_EXERCISE BRIEF_
Where does the string "Object" appear in the records? Copy each line that holds it.

⟨

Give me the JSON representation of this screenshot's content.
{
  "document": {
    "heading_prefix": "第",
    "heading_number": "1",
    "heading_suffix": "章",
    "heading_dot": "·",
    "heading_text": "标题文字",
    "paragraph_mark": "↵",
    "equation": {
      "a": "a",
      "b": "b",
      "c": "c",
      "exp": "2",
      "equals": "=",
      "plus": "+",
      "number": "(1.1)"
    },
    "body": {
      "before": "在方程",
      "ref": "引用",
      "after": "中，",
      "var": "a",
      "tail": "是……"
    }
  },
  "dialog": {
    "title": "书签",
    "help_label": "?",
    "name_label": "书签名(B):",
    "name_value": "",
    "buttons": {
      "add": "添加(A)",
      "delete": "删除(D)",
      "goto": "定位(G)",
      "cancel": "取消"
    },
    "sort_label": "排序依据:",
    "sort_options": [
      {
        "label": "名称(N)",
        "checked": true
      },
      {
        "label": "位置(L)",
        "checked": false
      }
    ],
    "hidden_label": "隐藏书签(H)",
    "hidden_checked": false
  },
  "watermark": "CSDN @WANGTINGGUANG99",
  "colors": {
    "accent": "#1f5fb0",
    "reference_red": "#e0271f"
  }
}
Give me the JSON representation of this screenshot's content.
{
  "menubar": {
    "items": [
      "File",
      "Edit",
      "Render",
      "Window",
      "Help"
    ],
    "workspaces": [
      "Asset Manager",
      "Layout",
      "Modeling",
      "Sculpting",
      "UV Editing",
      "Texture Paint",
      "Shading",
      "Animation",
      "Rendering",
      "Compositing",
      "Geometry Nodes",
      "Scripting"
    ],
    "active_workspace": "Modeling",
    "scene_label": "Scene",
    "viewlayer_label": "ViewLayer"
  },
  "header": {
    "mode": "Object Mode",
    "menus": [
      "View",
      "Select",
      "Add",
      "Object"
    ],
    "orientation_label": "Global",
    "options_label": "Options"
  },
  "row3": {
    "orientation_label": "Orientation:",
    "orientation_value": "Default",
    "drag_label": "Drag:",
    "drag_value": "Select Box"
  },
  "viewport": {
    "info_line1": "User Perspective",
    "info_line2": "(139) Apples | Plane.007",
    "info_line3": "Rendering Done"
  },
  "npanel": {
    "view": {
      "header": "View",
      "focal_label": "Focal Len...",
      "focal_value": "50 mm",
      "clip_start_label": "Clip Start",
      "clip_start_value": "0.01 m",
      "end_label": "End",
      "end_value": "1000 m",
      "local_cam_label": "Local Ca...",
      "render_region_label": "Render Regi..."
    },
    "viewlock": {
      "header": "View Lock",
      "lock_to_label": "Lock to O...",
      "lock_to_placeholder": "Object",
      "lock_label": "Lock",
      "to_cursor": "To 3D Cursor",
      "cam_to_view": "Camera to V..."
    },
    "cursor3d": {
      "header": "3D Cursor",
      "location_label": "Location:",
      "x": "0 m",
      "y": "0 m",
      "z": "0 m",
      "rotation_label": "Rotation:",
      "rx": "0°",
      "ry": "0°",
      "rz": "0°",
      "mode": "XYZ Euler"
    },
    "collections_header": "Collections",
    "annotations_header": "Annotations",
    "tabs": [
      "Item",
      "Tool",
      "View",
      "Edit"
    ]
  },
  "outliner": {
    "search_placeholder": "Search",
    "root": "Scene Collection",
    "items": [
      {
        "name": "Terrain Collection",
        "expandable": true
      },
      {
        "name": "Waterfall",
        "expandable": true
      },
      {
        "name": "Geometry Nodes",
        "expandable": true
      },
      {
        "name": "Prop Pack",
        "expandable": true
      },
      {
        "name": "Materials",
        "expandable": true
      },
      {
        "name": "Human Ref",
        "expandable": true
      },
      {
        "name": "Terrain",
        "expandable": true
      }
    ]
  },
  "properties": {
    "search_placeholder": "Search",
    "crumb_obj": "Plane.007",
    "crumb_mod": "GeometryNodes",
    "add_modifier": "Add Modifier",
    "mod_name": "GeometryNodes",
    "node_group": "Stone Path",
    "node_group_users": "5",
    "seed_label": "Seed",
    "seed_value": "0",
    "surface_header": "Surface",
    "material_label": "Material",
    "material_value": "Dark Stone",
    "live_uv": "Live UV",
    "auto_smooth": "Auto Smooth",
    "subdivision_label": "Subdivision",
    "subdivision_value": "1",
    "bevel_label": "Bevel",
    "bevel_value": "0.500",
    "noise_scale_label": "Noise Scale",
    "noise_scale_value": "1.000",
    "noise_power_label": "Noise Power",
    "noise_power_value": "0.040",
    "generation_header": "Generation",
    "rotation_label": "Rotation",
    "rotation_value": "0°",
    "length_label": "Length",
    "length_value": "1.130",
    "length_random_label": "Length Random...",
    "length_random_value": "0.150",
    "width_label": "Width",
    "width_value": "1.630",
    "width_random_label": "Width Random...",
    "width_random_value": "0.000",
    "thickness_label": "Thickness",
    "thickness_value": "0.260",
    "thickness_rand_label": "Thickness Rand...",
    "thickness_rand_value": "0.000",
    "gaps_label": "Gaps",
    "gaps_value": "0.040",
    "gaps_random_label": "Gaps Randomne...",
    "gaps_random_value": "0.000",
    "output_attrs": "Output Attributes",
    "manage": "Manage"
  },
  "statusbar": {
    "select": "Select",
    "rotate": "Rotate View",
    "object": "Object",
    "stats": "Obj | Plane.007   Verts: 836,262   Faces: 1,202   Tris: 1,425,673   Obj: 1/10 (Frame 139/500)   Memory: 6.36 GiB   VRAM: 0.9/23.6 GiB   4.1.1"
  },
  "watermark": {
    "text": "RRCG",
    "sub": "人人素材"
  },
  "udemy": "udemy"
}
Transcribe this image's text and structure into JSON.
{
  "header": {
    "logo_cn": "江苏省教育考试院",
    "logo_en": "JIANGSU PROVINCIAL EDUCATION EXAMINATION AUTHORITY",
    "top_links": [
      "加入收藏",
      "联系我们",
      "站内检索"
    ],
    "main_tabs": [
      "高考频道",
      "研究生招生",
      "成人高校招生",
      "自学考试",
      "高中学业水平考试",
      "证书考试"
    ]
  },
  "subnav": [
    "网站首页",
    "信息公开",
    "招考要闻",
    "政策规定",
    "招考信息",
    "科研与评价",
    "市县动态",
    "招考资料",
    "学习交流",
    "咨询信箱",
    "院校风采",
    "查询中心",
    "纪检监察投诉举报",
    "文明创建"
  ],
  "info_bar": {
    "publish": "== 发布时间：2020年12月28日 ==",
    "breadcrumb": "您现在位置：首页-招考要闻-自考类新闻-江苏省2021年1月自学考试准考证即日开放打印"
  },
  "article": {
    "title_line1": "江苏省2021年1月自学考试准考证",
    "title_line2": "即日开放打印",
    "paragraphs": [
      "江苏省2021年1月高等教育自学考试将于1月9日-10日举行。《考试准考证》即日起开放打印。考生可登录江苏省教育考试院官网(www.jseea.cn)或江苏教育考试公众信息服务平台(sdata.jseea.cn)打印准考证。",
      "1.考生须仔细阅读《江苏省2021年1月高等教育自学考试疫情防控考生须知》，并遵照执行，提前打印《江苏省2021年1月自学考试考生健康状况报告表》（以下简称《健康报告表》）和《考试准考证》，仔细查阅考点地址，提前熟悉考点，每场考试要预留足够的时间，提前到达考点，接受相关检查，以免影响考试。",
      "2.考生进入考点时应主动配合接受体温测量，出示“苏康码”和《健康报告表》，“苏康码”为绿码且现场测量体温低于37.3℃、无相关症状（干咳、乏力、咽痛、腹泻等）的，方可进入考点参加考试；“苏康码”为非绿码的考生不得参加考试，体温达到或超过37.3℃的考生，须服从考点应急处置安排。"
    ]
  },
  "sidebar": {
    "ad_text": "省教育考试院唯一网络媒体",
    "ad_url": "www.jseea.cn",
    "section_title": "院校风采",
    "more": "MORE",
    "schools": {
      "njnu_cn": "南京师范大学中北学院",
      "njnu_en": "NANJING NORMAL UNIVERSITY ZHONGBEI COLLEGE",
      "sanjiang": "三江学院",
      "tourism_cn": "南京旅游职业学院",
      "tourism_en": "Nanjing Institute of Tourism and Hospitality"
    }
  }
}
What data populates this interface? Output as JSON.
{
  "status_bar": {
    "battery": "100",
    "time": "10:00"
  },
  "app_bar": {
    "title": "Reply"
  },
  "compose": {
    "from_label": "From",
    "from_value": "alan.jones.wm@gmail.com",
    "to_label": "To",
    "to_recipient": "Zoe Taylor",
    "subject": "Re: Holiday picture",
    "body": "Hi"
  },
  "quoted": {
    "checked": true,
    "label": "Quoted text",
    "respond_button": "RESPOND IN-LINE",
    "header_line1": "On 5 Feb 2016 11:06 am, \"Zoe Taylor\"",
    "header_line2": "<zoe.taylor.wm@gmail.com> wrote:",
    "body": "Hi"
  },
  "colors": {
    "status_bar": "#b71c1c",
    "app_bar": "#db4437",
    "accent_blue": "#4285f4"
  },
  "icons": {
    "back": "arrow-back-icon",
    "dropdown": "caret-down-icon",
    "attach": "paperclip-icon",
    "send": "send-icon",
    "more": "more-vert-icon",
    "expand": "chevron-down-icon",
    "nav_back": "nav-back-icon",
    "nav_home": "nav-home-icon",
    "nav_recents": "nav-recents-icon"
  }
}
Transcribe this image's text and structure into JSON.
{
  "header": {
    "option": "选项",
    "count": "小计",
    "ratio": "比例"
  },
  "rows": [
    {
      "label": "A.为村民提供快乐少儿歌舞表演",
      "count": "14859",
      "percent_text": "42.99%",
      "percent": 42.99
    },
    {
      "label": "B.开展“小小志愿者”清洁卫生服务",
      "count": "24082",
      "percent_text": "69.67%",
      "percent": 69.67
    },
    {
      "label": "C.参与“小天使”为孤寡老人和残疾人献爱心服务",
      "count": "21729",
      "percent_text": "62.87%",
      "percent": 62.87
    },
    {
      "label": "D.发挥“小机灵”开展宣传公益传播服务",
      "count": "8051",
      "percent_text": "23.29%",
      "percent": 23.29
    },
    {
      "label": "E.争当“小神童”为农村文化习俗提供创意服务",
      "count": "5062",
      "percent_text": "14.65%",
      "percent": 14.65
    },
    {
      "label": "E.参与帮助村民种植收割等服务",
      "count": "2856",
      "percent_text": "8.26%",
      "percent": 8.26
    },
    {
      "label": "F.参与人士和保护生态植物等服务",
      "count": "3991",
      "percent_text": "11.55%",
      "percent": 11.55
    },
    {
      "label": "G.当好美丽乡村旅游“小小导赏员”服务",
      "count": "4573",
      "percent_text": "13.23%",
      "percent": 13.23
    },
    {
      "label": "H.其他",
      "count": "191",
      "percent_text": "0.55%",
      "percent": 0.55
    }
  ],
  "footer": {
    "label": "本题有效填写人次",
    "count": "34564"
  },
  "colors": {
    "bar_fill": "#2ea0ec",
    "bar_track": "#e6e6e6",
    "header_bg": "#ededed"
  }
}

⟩

_FINISHED EXERCISE_
    "mode": "Object Mode",
      "Object"
      "lock_to_placeholder": "Object",
    "object": "Object",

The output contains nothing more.